= WHAT THE TASK ASKS =
In the records below, find every line with the word "Leitern" and copy it.

(Interface dataset entries)
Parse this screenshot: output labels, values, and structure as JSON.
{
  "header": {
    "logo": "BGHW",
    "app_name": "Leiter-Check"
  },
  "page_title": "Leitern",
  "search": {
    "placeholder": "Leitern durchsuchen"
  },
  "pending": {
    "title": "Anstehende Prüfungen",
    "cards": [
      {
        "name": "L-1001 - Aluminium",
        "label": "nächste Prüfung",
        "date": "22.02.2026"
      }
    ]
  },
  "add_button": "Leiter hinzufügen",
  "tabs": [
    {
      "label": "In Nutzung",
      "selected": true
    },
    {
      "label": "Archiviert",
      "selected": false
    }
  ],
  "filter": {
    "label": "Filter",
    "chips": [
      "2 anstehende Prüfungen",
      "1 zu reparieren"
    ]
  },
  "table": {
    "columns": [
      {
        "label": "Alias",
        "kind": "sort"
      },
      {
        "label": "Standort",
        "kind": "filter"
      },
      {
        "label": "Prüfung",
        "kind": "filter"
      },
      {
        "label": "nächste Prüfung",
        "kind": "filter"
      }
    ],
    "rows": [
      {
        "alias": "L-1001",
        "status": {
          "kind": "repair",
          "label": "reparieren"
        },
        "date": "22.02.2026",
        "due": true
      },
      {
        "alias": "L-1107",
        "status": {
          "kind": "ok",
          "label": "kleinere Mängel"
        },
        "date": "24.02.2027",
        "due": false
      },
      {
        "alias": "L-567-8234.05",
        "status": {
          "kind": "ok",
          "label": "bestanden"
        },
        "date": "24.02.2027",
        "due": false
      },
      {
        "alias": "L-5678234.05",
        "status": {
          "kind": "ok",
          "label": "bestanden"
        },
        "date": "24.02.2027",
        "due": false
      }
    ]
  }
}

= RESPONSE BELOW =
  "page_title": "Leitern",
    "placeholder": "Leitern durchsuchen"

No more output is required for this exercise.